Items from a data source:
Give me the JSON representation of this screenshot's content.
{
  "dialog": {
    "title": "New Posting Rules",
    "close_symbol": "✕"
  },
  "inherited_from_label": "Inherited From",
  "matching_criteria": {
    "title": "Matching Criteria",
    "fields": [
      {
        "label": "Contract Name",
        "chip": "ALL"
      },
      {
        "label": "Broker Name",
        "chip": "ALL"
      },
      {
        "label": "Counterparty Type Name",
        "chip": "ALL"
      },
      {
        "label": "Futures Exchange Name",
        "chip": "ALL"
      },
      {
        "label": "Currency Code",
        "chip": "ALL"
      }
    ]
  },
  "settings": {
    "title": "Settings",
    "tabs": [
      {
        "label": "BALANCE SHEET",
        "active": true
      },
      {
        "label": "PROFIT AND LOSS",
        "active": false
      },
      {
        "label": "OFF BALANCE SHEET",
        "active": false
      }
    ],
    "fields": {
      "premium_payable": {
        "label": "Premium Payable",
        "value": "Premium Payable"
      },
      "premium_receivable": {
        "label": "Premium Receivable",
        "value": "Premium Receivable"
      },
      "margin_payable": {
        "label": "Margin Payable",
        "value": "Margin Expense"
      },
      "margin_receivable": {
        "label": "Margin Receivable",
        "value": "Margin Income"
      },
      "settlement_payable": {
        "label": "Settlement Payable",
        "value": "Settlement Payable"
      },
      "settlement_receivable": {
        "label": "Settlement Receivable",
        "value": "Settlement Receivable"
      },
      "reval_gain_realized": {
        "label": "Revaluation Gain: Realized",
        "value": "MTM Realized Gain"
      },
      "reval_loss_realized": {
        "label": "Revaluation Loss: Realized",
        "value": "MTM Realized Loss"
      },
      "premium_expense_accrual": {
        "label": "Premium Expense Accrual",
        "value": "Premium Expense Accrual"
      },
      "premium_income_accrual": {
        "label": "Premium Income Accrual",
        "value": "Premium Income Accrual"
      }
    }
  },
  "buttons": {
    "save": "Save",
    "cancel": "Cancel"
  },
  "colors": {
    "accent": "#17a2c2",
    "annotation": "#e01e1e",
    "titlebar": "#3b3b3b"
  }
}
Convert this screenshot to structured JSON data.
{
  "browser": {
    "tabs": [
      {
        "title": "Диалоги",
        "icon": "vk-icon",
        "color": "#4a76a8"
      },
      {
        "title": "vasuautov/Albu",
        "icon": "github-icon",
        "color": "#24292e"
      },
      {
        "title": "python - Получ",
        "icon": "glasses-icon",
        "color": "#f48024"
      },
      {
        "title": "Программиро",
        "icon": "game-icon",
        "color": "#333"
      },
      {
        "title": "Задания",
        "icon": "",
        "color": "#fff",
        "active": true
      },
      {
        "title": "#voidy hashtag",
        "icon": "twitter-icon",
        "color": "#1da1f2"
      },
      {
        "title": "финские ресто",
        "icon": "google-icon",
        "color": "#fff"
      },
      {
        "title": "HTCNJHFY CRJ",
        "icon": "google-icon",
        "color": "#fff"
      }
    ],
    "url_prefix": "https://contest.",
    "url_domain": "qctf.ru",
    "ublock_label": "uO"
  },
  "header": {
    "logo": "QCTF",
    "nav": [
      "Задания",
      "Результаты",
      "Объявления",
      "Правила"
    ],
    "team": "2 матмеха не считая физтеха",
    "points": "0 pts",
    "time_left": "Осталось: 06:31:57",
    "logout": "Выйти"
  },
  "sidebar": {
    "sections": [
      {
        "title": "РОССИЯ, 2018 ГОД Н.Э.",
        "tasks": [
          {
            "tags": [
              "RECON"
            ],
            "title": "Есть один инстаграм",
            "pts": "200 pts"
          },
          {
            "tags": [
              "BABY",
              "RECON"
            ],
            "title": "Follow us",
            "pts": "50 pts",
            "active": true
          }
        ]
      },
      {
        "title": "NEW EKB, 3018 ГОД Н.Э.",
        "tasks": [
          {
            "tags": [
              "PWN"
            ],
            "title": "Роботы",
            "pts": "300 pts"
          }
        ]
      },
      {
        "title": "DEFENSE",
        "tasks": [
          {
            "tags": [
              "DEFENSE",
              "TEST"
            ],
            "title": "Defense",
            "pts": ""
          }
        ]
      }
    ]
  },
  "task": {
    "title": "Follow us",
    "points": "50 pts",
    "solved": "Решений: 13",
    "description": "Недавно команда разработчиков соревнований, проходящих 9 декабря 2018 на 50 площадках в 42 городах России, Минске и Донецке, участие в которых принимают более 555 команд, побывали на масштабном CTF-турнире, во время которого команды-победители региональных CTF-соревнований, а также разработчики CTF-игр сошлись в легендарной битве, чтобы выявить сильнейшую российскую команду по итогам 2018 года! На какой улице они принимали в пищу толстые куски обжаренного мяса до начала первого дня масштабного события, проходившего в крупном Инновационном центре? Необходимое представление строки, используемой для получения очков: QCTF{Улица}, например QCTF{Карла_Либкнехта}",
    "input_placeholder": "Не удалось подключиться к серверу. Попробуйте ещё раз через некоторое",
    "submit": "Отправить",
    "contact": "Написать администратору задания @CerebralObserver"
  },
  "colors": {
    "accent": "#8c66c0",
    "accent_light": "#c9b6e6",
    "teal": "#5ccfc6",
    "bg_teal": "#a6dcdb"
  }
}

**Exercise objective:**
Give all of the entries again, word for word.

**Exercise output:**
Give me the JSON representation of this screenshot's content.
{
  "dialog": {
    "title": "New Posting Rules",
    "close_symbol": "✕"
  },
  "inherited_from_label": "Inherited From",
  "matching_criteria": {
    "title": "Matching Criteria",
    "fields": [
      {
        "label": "Contract Name",
        "chip": "ALL"
      },
      {
        "label": "Broker Name",
        "chip": "ALL"
      },
      {
        "label": "Counterparty Type Name",
        "chip": "ALL"
      },
      {
        "label": "Futures Exchange Name",
        "chip": "ALL"
      },
      {
        "label": "Currency Code",
        "chip": "ALL"
      }
    ]
  },
  "settings": {
    "title": "Settings",
    "tabs": [
      {
        "label": "BALANCE SHEET",
        "active": true
      },
      {
        "label": "PROFIT AND LOSS",
        "active": false
      },
      {
        "label": "OFF BALANCE SHEET",
        "active": false
      }
    ],
    "fields": {
      "premium_payable": {
        "label": "Premium Payable",
        "value": "Premium Payable"
      },
      "premium_receivable": {
        "label": "Premium Receivable",
        "value": "Premium Receivable"
      },
      "margin_payable": {
        "label": "Margin Payable",
        "value": "Margin Expense"
      },
      "margin_receivable": {
        "label": "Margin Receivable",
        "value": "Margin Income"
      },
      "settlement_payable": {
        "label": "Settlement Payable",
        "value": "Settlement Payable"
      },
      "settlement_receivable": {
        "label": "Settlement Receivable",
        "value": "Settlement Receivable"
      },
      "reval_gain_realized": {
        "label": "Revaluation Gain: Realized",
        "value": "MTM Realized Gain"
      },
      "reval_loss_realized": {
        "label": "Revaluation Loss: Realized",
        "value": "MTM Realized Loss"
      },
      "premium_expense_accrual": {
        "label": "Premium Expense Accrual",
        "value": "Premium Expense Accrual"
      },
      "premium_income_accrual": {
        "label": "Premium Income Accrual",
        "value": "Premium Income Accrual"
      }
    }
  },
  "buttons": {
    "save": "Save",
    "cancel": "Cancel"
  },
  "colors": {
    "accent": "#17a2c2",
    "annotation": "#e01e1e",
    "titlebar": "#3b3b3b"
  }
}
Convert this screenshot to structured JSON data.
{
  "browser": {
    "tabs": [
      {
        "title": "Диалоги",
        "icon": "vk-icon",
        "color": "#4a76a8"
      },
      {
        "title": "vasuautov/Albu",
        "icon": "github-icon",
        "color": "#24292e"
      },
      {
        "title": "python - Получ",
        "icon": "glasses-icon",
        "color": "#f48024"
      },
      {
        "title": "Программиро",
        "icon": "game-icon",
        "color": "#333"
      },
      {
        "title": "Задания",
        "icon": "",
        "color": "#fff",
        "active": true
      },
      {
        "title": "#voidy hashtag",
        "icon": "twitter-icon",
        "color": "#1da1f2"
      },
      {
        "title": "финские ресто",
        "icon": "google-icon",
        "color": "#fff"
      },
      {
        "title": "HTCNJHFY CRJ",
        "icon": "google-icon",
        "color": "#fff"
      }
    ],
    "url_prefix": "https://contest.",
    "url_domain": "qctf.ru",
    "ublock_label": "uO"
  },
  "header": {
    "logo": "QCTF",
    "nav": [
      "Задания",
      "Результаты",
      "Объявления",
      "Правила"
    ],
    "team": "2 матмеха не считая физтеха",
    "points": "0 pts",
    "time_left": "Осталось: 06:31:57",
    "logout": "Выйти"
  },
  "sidebar": {
    "sections": [
      {
        "title": "РОССИЯ, 2018 ГОД Н.Э.",
        "tasks": [
          {
            "tags": [
              "RECON"
            ],
            "title": "Есть один инстаграм",
            "pts": "200 pts"
          },
          {
            "tags": [
              "BABY",
              "RECON"
            ],
            "title": "Follow us",
            "pts": "50 pts",
            "active": true
          }
        ]
      },
      {
        "title": "NEW EKB, 3018 ГОД Н.Э.",
        "tasks": [
          {
            "tags": [
              "PWN"
            ],
            "title": "Роботы",
            "pts": "300 pts"
          }
        ]
      },
      {
        "title": "DEFENSE",
        "tasks": [
          {
            "tags": [
              "DEFENSE",
              "TEST"
            ],
            "title": "Defense",
            "pts": ""
          }
        ]
      }
    ]
  },
  "task": {
    "title": "Follow us",
    "points": "50 pts",
    "solved": "Решений: 13",
    "description": "Недавно команда разработчиков соревнований, проходящих 9 декабря 2018 на 50 площадках в 42 городах России, Минске и Донецке, участие в которых принимают более 555 команд, побывали на масштабном CTF-турнире, во время которого команды-победители региональных CTF-соревнований, а также разработчики CTF-игр сошлись в легендарной битве, чтобы выявить сильнейшую российскую команду по итогам 2018 года! На какой улице они принимали в пищу толстые куски обжаренного мяса до начала первого дня масштабного события, проходившего в крупном Инновационном центре? Необходимое представление строки, используемой для получения очков: QCTF{Улица}, например QCTF{Карла_Либкнехта}",
    "input_placeholder": "Не удалось подключиться к серверу. Попробуйте ещё раз через некоторое",
    "submit": "Отправить",
    "contact": "Написать администратору задания @CerebralObserver"
  },
  "colors": {
    "accent": "#8c66c0",
    "accent_light": "#c9b6e6",
    "teal": "#5ccfc6",
    "bg_teal": "#a6dcdb"
  }
}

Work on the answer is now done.